Professor Juliet Osborne, Director of the Environment and Sustainability Institute, who is leading a University working group to create a plan of action in response to the environment and climate emergency, opened the conference by outlining the aims of the day and introducing short speeches from five students from different levels of education.

These were Rafi Maurice from Penryn Primary School; Ella Davey and Tamani Beare from Humphry Davy School; Bella Roberts from Truro College and University of Exeter MEng Renewable Energy undergraduate Francis Eagle.

Exchange students visiting from Woodstock Day School, New York, provided an international perspective.

The speakers and audience discussed what for them are the three main climate issues that we need to address immediately.

The main presentation was jointly delivered by Stephan Harrison, Professor of Climate & Environmental Change at the University of Exeter, and Manda Brookman from Café Disruptif.

In a tried and tested collaboration, Stephan presented the scientific facts around climate change, whilst Manda shared the campaigner’s viewpoint and how we can make a difference.

The afternoon’s activities included hands-on learning via workshops delivered by academics, on topics including Renewable Energy, Textiles, Climate Justice and Food Security.

Pupils also participated in a panel discussion with Stephan Harrison; Manda Brookman; Cllr Edwina Hannaford, Portfolio Holder for Climate Change and Neighbourhoods at Cornwall Council, and Janine Bisson, STEM – Project Co-ordinator Education Business Partner at Cornwall Council.

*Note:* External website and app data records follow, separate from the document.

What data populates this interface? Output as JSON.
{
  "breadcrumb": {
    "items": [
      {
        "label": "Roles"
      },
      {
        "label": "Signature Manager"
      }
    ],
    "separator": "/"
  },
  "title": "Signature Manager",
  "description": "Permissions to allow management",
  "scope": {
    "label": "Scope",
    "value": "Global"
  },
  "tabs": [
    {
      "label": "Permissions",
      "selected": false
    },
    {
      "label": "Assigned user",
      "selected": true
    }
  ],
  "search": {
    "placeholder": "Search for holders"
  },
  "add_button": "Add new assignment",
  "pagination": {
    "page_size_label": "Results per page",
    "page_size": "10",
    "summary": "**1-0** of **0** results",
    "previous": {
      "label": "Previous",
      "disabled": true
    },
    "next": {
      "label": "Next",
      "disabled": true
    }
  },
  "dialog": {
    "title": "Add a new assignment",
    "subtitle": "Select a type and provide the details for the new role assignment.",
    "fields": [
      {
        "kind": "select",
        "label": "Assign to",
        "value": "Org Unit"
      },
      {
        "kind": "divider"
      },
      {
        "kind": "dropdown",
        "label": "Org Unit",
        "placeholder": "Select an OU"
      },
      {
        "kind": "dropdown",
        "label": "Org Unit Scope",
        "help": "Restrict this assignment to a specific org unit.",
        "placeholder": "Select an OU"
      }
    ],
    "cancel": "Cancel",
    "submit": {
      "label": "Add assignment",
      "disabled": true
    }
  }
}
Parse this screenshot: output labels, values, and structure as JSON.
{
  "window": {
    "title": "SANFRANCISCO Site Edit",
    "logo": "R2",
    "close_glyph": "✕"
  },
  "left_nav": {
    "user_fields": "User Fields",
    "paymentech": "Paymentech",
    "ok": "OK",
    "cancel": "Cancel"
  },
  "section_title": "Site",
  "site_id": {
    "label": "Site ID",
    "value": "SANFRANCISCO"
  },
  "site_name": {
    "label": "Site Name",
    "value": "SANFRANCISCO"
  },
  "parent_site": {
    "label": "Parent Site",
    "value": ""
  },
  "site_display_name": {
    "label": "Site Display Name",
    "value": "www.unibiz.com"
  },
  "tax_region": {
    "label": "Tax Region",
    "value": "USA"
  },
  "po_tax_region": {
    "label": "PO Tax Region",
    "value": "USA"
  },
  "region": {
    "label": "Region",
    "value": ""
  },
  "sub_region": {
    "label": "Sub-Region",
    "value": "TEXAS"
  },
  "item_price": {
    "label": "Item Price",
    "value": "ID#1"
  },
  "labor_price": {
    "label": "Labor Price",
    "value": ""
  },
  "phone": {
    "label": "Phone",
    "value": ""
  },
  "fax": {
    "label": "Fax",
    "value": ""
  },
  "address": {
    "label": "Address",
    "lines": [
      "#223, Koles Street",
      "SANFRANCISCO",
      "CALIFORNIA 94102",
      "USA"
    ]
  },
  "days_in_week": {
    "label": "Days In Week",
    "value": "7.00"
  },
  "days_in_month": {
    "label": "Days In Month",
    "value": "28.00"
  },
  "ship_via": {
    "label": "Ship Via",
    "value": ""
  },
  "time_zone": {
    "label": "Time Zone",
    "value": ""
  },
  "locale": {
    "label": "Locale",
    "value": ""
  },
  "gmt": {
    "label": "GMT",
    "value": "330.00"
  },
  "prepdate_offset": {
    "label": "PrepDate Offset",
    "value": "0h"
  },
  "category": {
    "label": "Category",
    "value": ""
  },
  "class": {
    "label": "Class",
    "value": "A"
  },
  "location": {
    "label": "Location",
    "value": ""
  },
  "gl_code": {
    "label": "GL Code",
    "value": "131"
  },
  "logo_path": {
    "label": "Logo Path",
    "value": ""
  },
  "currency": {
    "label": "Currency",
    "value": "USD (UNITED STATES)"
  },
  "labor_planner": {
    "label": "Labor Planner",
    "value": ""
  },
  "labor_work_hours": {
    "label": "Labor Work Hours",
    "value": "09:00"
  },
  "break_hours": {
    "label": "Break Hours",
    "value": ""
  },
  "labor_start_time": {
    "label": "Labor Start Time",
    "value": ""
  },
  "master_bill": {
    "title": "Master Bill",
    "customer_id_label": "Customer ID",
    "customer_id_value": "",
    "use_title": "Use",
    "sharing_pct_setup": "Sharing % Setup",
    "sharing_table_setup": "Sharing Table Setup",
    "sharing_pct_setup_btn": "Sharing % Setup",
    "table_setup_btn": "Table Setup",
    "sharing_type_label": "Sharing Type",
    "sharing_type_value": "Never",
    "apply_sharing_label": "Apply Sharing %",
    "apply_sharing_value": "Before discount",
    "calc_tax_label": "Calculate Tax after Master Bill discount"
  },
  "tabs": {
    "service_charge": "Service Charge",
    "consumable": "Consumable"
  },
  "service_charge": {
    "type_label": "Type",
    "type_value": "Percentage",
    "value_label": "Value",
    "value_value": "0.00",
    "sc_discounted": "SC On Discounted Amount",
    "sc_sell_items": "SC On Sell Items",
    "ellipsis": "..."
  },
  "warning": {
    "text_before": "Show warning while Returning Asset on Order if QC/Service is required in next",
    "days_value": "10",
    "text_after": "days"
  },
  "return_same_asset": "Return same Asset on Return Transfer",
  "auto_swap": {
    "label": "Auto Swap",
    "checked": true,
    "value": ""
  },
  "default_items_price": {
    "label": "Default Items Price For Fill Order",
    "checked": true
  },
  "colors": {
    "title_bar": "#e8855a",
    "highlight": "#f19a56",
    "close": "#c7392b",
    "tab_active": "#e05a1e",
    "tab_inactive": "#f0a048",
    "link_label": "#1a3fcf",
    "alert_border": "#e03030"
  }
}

The pupils worked in groups to consider how they would go about ensuring implementation of the Green Charter within their schools.

Ruth Grimmer, from the University of Exeter, said: “We are very pleased to be hosting this event and to be providing the young people of Cornwall with the opportunity to hear about a range of views, including from our own academics, and to have the space to question and reflect in order to form their own views on this vitally important topic.”

Steve Mulcahy, Head of Richard Lander School and one of the event organisers, said: “We are delighted to have the participation of so many schools in Cornwall to learn more about one of the world’s biggest problems and what they can actively do about it.”

Tim Osborne, Service Director for Education at Cornwall Council, delivered the closing presentation, summing up how pupils can support effective and lasting change within their schools and beyond.

He said: “This was an enlightening and enriching day for all involved and I’d like to thank the organisers and speakers for imparting their vast knowledge of this topic, to these students from 23 schools across Cornwall.

“We hope they will be inspired to put their learnings to good use.”